■ Task to complete: Wherever the word "JSON" turns up in a line of the entries, copy that line.

Data for this exercise: Begin

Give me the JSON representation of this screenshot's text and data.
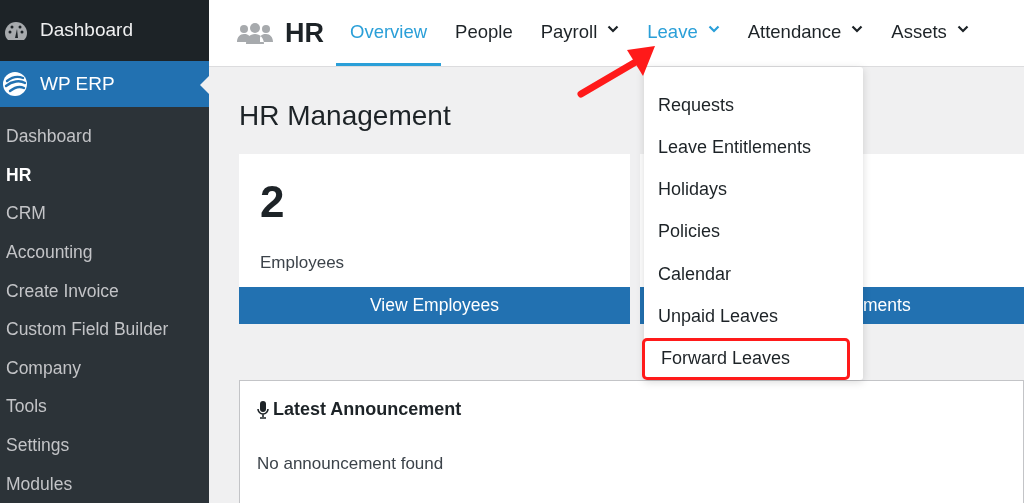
{
  "sidebar": {
    "top_item": {
      "label": "Dashboard"
    },
    "active_menu": {
      "label": "WP ERP"
    },
    "submenu": [
      {
        "label": "Dashboard",
        "selected": false
      },
      {
        "label": "HR",
        "selected": true
      },
      {
        "label": "CRM",
        "selected": false
      },
      {
        "label": "Accounting",
        "selected": false
      },
      {
        "label": "Create Invoice",
        "selected": false
      },
      {
        "label": "Custom Field Builder",
        "selected": false
      },
      {
        "label": "Company",
        "selected": false
      },
      {
        "label": "Tools",
        "selected": false
      },
      {
        "label": "Settings",
        "selected": false
      },
      {
        "label": "Modules",
        "selected": false
      }
    ]
  },
  "header": {
    "title": "HR",
    "tabs": [
      {
        "label": "Overview",
        "selected": true,
        "dropdown": false,
        "open": false
      },
      {
        "label": "People",
        "selected": false,
        "dropdown": false,
        "open": false
      },
      {
        "label": "Payroll",
        "selected": false,
        "dropdown": true,
        "open": false
      },
      {
        "label": "Leave",
        "selected": false,
        "dropdown": true,
        "open": true
      },
      {
        "label": "Attendance",
        "selected": false,
        "dropdown": true,
        "open": false
      },
      {
        "label": "Assets",
        "selected": false,
        "dropdown": true,
        "open": false
      }
    ]
  },
  "page_title": "HR Management",
  "cards": [
    {
      "count": "2",
      "label": "Employees",
      "button": "View Employees"
    },
    {
      "button": "ments"
    }
  ],
  "dropdown": {
    "items": [
      {
        "label": "Requests",
        "highlighted": false
      },
      {
        "label": "Leave Entitlements",
        "highlighted": false
      },
      {
        "label": "Holidays",
        "highlighted": false
      },
      {
        "label": "Policies",
        "highlighted": false
      },
      {
        "label": "Calendar",
        "highlighted": false
      },
      {
        "label": "Unpaid Leaves",
        "highlighted": false
      },
      {
        "label": "Forward Leaves",
        "highlighted": true
      }
    ]
  },
  "announcement": {
    "title": "Latest Announcement",
    "message": "No announcement found"
  }
}
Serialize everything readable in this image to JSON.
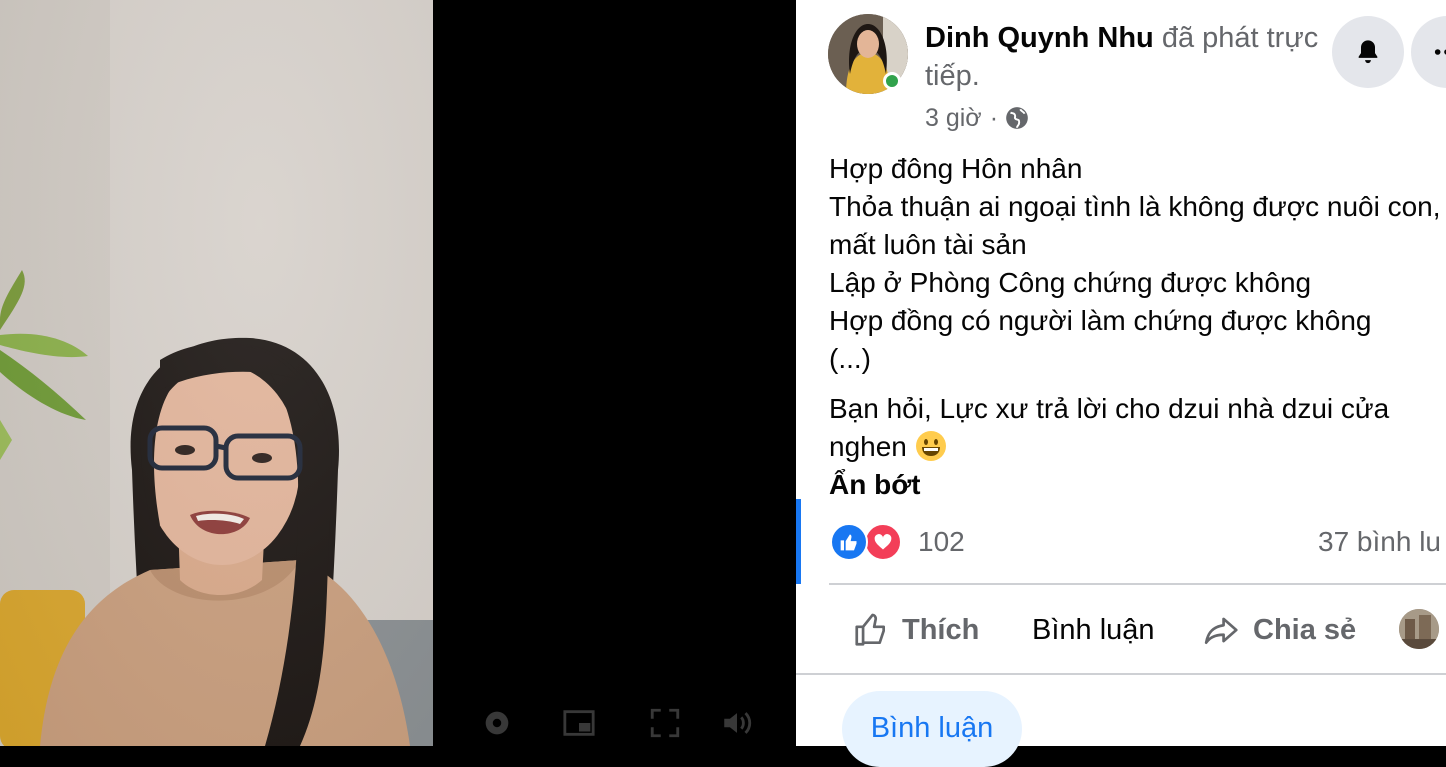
{
  "post": {
    "author": "Dinh Quynh Nhu",
    "action_text": "đã phát trực tiếp.",
    "time": "3 giờ",
    "separator": "·",
    "body_lines": [
      "Hợp đông Hôn nhân",
      "Thỏa thuận ai ngoại tình là không được nuôi con, mất luôn tài sản",
      "Lập ở Phòng Công chứng được không",
      "Hợp đồng có người làm chứng được không",
      "(...)"
    ],
    "body_paragraph2": "Bạn hỏi, Lực xư trả lời cho dzui nhà dzui cửa nghen",
    "see_less": "Ẩn bớt",
    "reaction_count": "102",
    "comment_count": "37 bình lu"
  },
  "actions": {
    "like": "Thích",
    "comment": "Bình luận",
    "share": "Chia sẻ"
  },
  "comment_button": "Bình luận",
  "icons": {
    "notify": "bell-icon",
    "more": "more-dots-icon",
    "audience": "globe-icon",
    "emoji": "grinning-face-emoji"
  },
  "colors": {
    "brand": "#1877f2",
    "online": "#31a24c",
    "love": "#f33e58",
    "secondary_text": "#65676b"
  }
}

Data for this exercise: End

■ Finished exercise:
Give me the JSON representation of this screenshot's text and data.
Serialize everything readable in this image to JSON.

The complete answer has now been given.